**Source data**
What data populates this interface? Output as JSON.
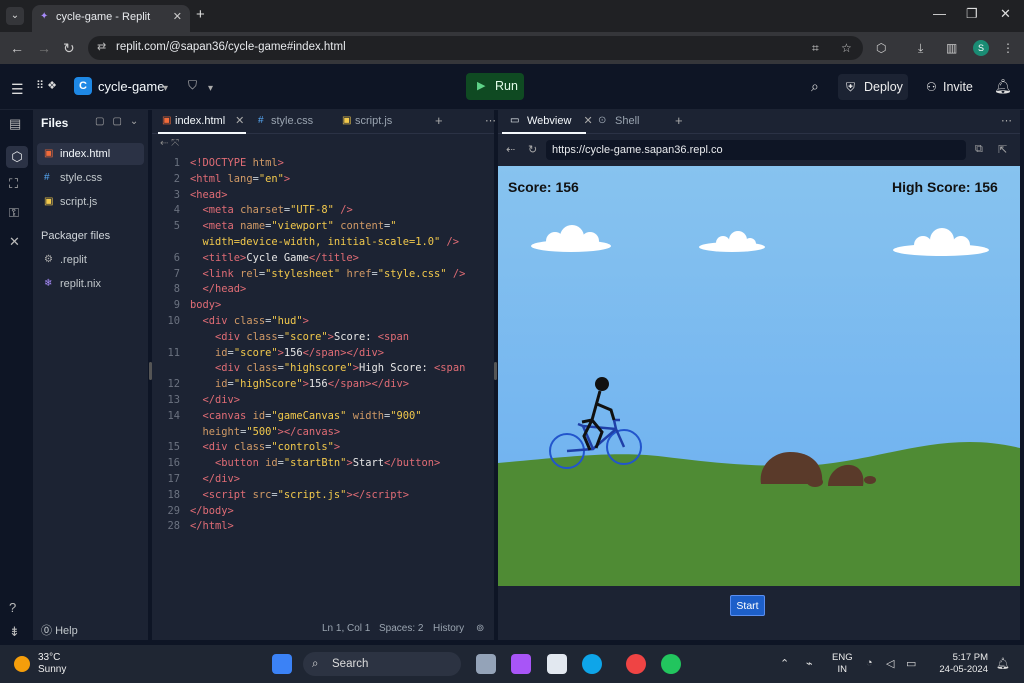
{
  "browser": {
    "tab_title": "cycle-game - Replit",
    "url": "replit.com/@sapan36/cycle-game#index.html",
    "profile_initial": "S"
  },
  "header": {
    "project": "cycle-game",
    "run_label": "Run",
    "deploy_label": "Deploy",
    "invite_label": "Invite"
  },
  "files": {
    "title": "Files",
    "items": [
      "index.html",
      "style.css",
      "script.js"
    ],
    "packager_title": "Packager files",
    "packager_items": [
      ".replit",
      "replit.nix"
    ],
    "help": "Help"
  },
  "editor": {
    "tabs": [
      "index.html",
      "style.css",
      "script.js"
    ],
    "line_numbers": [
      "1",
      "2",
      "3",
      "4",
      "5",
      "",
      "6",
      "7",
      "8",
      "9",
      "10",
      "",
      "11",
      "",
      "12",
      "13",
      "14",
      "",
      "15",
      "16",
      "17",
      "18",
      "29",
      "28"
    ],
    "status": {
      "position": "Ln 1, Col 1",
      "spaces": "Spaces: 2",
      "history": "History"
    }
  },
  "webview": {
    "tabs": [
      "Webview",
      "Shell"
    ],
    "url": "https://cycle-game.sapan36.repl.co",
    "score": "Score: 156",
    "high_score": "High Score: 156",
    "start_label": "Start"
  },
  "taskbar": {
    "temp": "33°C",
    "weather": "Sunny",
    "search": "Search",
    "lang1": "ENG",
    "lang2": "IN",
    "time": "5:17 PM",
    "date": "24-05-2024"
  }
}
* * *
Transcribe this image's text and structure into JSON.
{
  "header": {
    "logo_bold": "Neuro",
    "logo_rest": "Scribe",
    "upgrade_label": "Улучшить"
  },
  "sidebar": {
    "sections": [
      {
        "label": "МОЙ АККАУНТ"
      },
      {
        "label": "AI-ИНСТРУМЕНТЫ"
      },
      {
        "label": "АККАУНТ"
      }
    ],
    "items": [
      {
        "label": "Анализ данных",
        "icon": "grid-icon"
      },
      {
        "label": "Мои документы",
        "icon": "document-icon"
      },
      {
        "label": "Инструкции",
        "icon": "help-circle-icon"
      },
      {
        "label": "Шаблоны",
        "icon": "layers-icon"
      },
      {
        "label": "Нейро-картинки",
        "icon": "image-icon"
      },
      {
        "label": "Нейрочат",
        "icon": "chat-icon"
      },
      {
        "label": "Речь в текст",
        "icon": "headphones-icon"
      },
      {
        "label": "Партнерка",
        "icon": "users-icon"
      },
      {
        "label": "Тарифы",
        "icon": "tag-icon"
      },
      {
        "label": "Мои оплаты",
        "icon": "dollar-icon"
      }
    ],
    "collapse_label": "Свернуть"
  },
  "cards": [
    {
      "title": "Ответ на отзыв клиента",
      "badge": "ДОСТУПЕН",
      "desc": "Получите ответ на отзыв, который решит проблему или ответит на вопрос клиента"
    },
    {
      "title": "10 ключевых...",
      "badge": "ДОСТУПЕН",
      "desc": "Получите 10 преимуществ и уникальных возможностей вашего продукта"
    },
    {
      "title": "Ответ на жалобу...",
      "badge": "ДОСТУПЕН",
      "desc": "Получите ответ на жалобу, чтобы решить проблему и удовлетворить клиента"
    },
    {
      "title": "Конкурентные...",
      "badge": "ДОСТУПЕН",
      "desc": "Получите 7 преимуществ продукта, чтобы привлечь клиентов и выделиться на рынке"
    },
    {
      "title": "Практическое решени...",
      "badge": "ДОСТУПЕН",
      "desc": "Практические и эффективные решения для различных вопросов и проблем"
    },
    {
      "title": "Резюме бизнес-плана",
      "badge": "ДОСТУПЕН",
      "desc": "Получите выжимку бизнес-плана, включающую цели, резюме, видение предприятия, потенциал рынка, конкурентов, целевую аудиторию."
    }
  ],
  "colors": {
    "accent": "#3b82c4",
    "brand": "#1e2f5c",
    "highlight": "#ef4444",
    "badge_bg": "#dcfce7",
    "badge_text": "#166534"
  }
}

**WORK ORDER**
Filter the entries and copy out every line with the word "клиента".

**TASK SOLUTION**
      "title": "Ответ на отзыв клиента",
      "desc": "Получите ответ на отзыв, который решит проблему или ответит на вопрос клиента"
      "desc": "Получите ответ на жалобу, чтобы решить проблему и удовлетворить клиента"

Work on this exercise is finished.